(Exercise objective)
Print the listing in full, exactly as it stands.

Material provided Block Start

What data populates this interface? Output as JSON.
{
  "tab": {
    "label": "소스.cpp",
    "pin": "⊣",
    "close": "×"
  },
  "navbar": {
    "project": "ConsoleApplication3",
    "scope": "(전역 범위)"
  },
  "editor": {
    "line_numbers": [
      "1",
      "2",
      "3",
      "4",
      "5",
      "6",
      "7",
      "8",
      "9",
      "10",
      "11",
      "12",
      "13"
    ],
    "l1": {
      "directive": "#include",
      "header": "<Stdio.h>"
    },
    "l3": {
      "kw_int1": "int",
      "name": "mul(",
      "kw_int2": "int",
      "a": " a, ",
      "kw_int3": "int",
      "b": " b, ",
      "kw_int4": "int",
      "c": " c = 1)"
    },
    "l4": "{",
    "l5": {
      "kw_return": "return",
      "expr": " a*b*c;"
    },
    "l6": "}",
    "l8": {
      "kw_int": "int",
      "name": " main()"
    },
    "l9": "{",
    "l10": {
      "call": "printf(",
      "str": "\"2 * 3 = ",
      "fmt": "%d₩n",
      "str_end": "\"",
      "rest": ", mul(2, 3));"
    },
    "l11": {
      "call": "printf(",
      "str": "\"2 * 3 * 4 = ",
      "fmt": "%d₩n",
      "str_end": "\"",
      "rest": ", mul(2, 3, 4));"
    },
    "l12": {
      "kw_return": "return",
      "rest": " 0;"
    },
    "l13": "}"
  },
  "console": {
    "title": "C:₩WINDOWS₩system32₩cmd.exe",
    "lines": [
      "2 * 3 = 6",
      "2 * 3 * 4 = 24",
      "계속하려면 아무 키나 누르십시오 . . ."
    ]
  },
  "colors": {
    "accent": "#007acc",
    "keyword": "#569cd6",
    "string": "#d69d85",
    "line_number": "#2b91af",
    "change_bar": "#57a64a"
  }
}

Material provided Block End

(Solution below)
What data populates this interface? Output as JSON.
{
  "tab": {
    "label": "소스.cpp",
    "pin": "⊣",
    "close": "×"
  },
  "navbar": {
    "project": "ConsoleApplication3",
    "scope": "(전역 범위)"
  },
  "editor": {
    "line_numbers": [
      "1",
      "2",
      "3",
      "4",
      "5",
      "6",
      "7",
      "8",
      "9",
      "10",
      "11",
      "12",
      "13"
    ],
    "l1": {
      "directive": "#include",
      "header": "<Stdio.h>"
    },
    "l3": {
      "kw_int1": "int",
      "name": "mul(",
      "kw_int2": "int",
      "a": " a, ",
      "kw_int3": "int",
      "b": " b, ",
      "kw_int4": "int",
      "c": " c = 1)"
    },
    "l4": "{",
    "l5": {
      "kw_return": "return",
      "expr": " a*b*c;"
    },
    "l6": "}",
    "l8": {
      "kw_int": "int",
      "name": " main()"
    },
    "l9": "{",
    "l10": {
      "call": "printf(",
      "str": "\"2 * 3 = ",
      "fmt": "%d₩n",
      "str_end": "\"",
      "rest": ", mul(2, 3));"
    },
    "l11": {
      "call": "printf(",
      "str": "\"2 * 3 * 4 = ",
      "fmt": "%d₩n",
      "str_end": "\"",
      "rest": ", mul(2, 3, 4));"
    },
    "l12": {
      "kw_return": "return",
      "rest": " 0;"
    },
    "l13": "}"
  },
  "console": {
    "title": "C:₩WINDOWS₩system32₩cmd.exe",
    "lines": [
      "2 * 3 = 6",
      "2 * 3 * 4 = 24",
      "계속하려면 아무 키나 누르십시오 . . ."
    ]
  },
  "colors": {
    "accent": "#007acc",
    "keyword": "#569cd6",
    "string": "#d69d85",
    "line_number": "#2b91af",
    "change_bar": "#57a64a"
  }
}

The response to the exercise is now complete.